START SUPPLIED MATERIAL

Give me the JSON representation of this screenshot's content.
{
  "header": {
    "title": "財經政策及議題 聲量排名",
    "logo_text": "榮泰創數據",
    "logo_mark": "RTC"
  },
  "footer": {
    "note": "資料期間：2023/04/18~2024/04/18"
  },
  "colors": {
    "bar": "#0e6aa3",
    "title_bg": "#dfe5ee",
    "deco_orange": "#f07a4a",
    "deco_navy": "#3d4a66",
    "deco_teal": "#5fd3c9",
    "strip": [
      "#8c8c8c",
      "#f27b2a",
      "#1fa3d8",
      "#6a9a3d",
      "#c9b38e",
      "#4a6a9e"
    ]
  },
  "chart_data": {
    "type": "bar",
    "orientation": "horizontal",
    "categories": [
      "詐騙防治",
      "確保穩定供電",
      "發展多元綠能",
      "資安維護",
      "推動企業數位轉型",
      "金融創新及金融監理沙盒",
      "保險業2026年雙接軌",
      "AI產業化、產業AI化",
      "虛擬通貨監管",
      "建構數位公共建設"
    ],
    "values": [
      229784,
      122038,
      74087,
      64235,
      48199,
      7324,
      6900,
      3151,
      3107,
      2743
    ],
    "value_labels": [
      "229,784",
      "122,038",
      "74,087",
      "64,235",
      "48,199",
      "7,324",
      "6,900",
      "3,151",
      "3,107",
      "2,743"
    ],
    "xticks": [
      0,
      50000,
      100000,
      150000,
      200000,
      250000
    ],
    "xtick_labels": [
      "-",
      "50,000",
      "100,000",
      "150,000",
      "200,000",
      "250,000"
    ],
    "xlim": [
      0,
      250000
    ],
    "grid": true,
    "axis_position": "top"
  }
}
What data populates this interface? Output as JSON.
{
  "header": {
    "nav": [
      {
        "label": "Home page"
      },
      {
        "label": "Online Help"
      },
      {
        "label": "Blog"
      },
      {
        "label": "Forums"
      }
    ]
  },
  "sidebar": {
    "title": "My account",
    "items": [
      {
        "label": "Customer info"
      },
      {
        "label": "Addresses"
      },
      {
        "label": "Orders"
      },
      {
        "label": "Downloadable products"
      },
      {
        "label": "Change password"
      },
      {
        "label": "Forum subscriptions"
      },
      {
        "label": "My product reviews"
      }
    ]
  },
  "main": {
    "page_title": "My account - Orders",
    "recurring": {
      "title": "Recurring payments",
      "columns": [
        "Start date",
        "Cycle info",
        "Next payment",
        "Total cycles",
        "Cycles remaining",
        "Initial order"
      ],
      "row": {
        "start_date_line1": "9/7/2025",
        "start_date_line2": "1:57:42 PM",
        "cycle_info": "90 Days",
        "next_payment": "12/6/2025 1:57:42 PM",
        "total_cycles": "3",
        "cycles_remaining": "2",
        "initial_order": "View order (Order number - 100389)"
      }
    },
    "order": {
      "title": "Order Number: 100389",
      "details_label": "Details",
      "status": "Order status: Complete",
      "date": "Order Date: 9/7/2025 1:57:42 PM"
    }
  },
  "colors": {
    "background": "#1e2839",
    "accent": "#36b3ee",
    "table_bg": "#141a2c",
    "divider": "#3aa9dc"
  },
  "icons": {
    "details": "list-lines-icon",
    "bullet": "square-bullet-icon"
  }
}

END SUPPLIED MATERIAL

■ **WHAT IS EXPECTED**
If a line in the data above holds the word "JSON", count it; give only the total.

■ **SOLVED PROBLEM**
2